Best Fishing Spots in Nevada
Nevada has many fishing spots that can cater to different preferences, skill levels, and fishing styles. Some of the best fishing spots in Nevada include:
- Pyramid Lake: This is a large saline lake on the Pyramid Lake Paiute Reservation, about 40 miles north of Reno. Pyramid Lake is famous for its trophy Lahontan cutthroat trout, which can grow up to 40 pounds or more. Pyramid Lake is also home to other fish species, such as cui-ui and tui chub. Pyramid Lake is open for fishing from October 1 to June 30, and requires a tribal fishing permit and a Nevada fishing license. Pyramid Lake is a popular destination for fly fishing, especially from ladders that allow anglers to cast into deeper waters.
- Lake Mead: This is a huge reservoir on the Colorado River, formed by the Hoover Dam. Lake Mead is one of the best bass fishing lakes in the country, with largemouth, smallmouth, and striped bass. Lake Mead also has other fish species, such as catfish, crappie, bluegill, walleye, and more. Lake Mead is open for fishing year-round, and requires a Nevada or Arizona fishing license with a use stamp. Lake Mead is a great place for boat fishing, shore fishing, or kayak fishing.

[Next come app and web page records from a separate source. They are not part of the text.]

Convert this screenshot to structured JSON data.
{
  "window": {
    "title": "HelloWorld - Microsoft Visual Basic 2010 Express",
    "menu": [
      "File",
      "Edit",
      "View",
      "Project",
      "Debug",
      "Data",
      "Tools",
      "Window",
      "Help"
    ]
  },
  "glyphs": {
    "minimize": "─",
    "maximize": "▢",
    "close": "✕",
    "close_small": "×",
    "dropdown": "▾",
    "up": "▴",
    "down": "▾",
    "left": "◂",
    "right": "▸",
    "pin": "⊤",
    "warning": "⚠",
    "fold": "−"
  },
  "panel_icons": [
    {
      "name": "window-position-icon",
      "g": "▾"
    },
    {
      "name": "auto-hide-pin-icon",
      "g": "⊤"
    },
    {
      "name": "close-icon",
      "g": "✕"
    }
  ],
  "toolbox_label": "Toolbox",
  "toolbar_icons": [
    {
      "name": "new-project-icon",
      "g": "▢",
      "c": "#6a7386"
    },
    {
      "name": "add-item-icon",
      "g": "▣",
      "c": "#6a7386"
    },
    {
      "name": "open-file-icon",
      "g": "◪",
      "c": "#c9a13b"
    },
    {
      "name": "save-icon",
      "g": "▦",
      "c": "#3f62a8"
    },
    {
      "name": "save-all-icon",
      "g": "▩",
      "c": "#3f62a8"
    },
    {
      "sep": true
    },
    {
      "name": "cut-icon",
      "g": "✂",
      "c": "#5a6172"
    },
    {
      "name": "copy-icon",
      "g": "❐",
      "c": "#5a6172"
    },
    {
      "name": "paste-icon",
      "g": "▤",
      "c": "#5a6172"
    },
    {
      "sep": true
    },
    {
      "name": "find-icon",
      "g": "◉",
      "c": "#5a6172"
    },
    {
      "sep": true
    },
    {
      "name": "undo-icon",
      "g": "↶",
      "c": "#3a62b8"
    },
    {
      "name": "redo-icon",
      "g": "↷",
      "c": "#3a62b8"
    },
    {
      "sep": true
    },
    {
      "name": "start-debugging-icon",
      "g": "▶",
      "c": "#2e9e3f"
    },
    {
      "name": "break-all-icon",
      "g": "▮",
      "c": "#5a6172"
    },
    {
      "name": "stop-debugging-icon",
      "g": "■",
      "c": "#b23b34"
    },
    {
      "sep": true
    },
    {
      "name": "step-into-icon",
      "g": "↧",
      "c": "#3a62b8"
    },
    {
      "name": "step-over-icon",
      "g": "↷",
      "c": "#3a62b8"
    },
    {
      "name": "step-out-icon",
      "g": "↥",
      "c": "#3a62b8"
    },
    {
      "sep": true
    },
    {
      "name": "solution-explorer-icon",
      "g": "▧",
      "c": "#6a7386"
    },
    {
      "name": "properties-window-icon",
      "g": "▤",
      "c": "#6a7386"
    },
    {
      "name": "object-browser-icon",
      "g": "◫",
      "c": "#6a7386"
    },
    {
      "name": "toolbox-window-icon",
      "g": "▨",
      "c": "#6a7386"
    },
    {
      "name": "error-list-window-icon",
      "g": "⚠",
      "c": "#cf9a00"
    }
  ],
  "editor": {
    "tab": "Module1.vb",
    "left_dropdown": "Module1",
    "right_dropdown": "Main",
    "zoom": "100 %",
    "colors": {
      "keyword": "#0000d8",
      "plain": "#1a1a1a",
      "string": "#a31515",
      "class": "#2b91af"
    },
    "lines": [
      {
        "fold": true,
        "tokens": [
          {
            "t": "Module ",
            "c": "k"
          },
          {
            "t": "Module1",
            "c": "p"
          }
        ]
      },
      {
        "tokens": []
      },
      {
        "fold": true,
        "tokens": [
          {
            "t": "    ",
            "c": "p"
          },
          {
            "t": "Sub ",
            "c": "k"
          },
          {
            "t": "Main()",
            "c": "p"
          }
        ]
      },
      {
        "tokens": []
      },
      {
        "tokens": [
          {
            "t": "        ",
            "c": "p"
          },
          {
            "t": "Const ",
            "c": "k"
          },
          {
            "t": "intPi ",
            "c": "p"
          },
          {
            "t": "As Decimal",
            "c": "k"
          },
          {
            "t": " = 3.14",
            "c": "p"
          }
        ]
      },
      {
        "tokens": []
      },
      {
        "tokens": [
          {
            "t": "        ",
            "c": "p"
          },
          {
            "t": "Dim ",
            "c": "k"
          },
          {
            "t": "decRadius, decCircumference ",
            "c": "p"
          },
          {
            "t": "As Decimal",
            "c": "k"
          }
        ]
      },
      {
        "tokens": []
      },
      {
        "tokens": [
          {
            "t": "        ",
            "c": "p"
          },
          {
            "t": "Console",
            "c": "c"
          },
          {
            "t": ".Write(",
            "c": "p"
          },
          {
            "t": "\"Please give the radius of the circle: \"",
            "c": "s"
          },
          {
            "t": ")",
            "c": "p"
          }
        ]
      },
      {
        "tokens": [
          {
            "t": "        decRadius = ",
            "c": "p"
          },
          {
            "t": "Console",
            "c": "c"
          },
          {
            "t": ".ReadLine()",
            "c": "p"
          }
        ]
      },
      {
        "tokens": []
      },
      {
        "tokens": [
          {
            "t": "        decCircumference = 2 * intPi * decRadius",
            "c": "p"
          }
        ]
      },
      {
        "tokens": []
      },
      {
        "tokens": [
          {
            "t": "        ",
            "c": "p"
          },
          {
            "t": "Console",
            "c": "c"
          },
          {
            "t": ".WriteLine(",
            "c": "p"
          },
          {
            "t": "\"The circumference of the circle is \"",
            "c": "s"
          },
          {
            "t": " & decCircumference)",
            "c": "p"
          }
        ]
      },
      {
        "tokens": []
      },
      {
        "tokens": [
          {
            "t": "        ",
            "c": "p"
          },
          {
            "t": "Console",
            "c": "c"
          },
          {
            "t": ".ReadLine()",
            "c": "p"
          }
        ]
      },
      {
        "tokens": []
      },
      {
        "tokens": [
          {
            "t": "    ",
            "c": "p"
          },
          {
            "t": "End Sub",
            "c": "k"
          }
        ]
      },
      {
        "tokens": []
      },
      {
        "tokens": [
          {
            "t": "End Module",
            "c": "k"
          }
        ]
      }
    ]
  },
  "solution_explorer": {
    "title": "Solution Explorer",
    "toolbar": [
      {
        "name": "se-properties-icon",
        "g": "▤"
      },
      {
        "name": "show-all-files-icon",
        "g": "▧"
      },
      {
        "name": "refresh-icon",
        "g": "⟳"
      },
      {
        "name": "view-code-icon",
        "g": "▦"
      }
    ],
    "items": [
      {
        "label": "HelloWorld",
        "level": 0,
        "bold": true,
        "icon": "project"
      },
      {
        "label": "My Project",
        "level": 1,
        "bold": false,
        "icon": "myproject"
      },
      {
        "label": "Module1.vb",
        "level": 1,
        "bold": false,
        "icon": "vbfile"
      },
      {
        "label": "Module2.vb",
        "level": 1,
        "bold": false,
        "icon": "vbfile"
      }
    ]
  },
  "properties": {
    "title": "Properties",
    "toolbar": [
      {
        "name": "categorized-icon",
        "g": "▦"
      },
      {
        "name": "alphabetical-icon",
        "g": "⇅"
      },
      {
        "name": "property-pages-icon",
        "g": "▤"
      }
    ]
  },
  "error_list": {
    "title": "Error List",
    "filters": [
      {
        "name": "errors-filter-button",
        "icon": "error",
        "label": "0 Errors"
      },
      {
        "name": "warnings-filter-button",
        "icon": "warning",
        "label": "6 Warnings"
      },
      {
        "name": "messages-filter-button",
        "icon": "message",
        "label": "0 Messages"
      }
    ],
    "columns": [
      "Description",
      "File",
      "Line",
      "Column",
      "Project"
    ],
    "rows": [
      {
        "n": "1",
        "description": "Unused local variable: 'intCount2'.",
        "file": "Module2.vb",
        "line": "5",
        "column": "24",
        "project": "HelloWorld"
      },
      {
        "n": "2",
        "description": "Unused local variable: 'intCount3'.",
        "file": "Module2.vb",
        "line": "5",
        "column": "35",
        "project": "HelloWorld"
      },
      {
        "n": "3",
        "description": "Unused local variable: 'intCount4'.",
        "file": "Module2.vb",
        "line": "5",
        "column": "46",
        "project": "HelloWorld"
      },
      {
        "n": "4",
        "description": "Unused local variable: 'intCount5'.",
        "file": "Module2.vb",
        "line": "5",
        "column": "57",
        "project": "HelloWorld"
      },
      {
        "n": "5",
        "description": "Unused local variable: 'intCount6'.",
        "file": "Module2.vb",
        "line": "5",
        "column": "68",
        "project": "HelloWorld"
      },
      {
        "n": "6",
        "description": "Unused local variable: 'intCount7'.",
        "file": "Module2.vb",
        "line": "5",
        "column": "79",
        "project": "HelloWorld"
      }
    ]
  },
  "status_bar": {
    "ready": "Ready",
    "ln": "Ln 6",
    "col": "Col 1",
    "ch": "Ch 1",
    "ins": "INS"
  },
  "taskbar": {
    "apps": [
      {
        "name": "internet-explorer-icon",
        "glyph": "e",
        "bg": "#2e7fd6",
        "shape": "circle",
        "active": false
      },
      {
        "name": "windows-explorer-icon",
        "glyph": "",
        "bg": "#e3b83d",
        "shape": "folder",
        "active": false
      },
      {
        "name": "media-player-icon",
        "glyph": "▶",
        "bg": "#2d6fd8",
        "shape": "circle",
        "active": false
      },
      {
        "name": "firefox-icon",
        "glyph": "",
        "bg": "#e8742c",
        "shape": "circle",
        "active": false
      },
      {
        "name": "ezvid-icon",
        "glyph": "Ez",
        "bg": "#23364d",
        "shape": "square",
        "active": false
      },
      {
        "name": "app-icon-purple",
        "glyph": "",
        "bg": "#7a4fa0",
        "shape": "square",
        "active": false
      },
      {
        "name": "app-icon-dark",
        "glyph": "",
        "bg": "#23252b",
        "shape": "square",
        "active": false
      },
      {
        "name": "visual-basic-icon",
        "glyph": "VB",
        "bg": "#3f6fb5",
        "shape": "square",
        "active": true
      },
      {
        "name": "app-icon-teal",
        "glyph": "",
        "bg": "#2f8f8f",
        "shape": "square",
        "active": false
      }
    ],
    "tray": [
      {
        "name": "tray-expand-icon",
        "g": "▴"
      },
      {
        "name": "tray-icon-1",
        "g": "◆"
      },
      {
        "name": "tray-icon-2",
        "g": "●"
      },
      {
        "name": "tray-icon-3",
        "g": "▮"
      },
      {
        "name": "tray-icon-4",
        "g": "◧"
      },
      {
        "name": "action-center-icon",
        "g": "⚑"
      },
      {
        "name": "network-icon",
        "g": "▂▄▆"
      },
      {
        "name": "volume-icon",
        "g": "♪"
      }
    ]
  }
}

- Colorado River: This is a major river that flows through Nevada, Arizona, and California. The Colorado River offers excellent fishing opportunities for various fish species, such as striped bass, catfish, rainbow trout, carp, and more. The Colorado River is open for fishing year-round, and requires a Nevada or Arizona fishing license with a use stamp. The Colorado River is ideal for boat fishing, shore fishing, or fly fishing.
- East Walker River: This is a scenic river that flows from California to Nevada, near Bridgeport Reservoir. The East Walker River is renowned for its fly fishing opportunities for wild brown and rainbow trout. The East Walker River has a section called “The Elbow”, which is one of the best fly fishing spots in the state. The East Walker River is open for fishing year-round, and requires a Nevada fishing license and a trout stamp. The East Walker River is a catch and release water, and has special regulations for gear and bait.
- Lake Tahoe: This is a large alpine lake that straddles the border between Nevada and California. Lake Tahoe is known for its clear blue water, stunning scenery, and diverse fishery. Lake Tahoe has several fish species, such as mackinaw (lake trout), kokanee salmon, rainbow trout, brown trout, and more. Lake Tahoe is open for fishing year-round, and requires a Nevada or California fishing license. Lake Tahoe is a popular spot for boat fishing, shore fishing, or ice fishing.
Fishing in Nevada is a fun and rewarding activity that can be enjoyed by anyone. Nevada has a variety of fish species, waterbodies, and fishing methods to suit any angler’s taste. Fishing in Nevada also requires buying a fishing license and following the rules and regulations set by the NDOW. Fishing in Nevada is a great way to explore the state’s natural beauty, relax and unwind, or challenge yourself and improve your skills. If you are ready to go fishing in Nevada, you can start by visiting the NDOW website and buying your fishing license today. Tight lines!
(1) Apply & Buy – Nevada Fishing – NDOW. https://www.ndow.org/apply-buy/fishing-licenses/.
(2) Places To Fish In Nevada | Line & Fly Fishing Nevada – Travel Nevada. https://travelnevada.com/fishing/places-to-fish-in-nevada/.
(3) Top Fishing Spots In Nevada | Places To Go Fishing | Travel Nevada. https://travelnevada.com/fishing/.